Entries from a dataset of interfaces:
-- -- --

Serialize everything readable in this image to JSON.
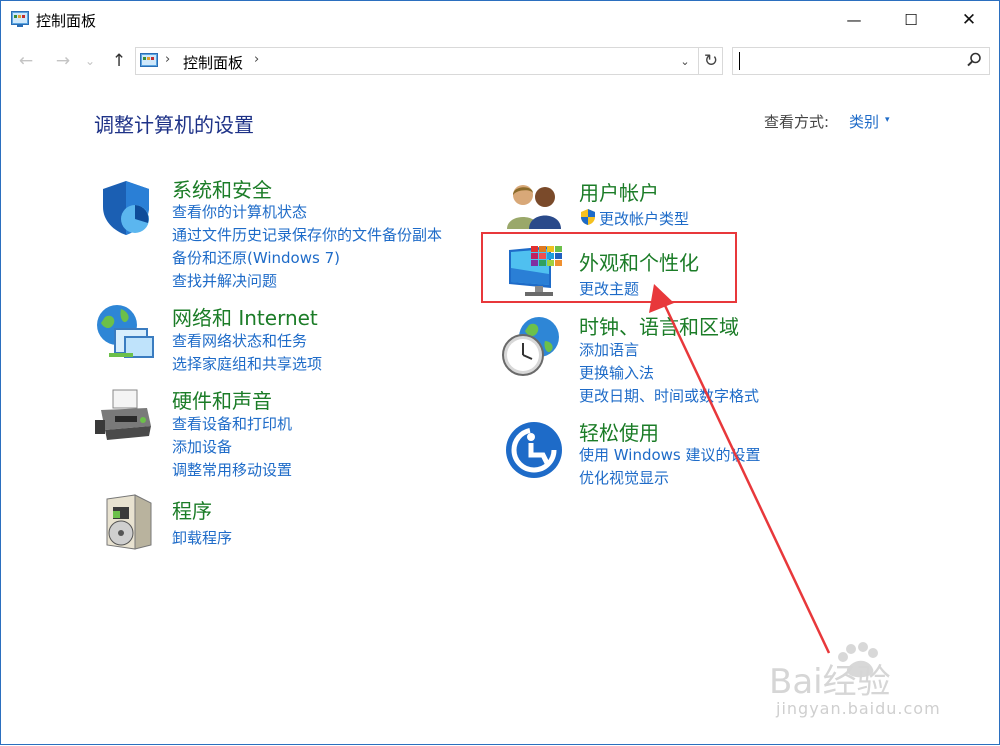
{
  "window": {
    "title": "控制面板",
    "minimize": "—",
    "maximize": "☐",
    "close": "✕"
  },
  "nav": {
    "back": "←",
    "forward": "→",
    "recent": "⌄",
    "up": "↑"
  },
  "address": {
    "sep": "›",
    "crumb": "控制面板",
    "crumb_sep": "›",
    "dropdown": "⌄",
    "refresh": "↻"
  },
  "search": {
    "placeholder": ""
  },
  "page": {
    "title": "调整计算机的设置",
    "view_label": "查看方式:",
    "view_value": "类别",
    "view_arrow": "▾"
  },
  "categories": [
    {
      "title": "系统和安全",
      "icon": "shield-icon",
      "links": [
        "查看你的计算机状态",
        "通过文件历史记录保存你的文件备份副本",
        "备份和还原(Windows 7)",
        "查找并解决问题"
      ]
    },
    {
      "title": "网络和 Internet",
      "icon": "network-icon",
      "links": [
        "查看网络状态和任务",
        "选择家庭组和共享选项"
      ]
    },
    {
      "title": "硬件和声音",
      "icon": "printer-icon",
      "links": [
        "查看设备和打印机",
        "添加设备",
        "调整常用移动设置"
      ]
    },
    {
      "title": "程序",
      "icon": "programs-icon",
      "links": [
        "卸载程序"
      ]
    },
    {
      "title": "用户帐户",
      "icon": "users-icon",
      "links": [
        "更改帐户类型"
      ]
    },
    {
      "title": "外观和个性化",
      "icon": "display-icon",
      "links": [
        "更改主题"
      ]
    },
    {
      "title": "时钟、语言和区域",
      "icon": "clock-globe-icon",
      "links": [
        "添加语言",
        "更换输入法",
        "更改日期、时间或数字格式"
      ]
    },
    {
      "title": "轻松使用",
      "icon": "ease-of-access-icon",
      "links": [
        "使用 Windows 建议的设置",
        "优化视觉显示"
      ]
    }
  ],
  "watermark": {
    "logo": "Bai经验",
    "url": "jingyan.baidu.com"
  },
  "colors": {
    "category_title": "#1b7c27",
    "link": "#1e6bc8",
    "page_title": "#1e3287",
    "highlight": "#e8383b"
  }
}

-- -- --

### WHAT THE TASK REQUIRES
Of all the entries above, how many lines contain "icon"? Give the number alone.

### RESULT OF THIS TASK
8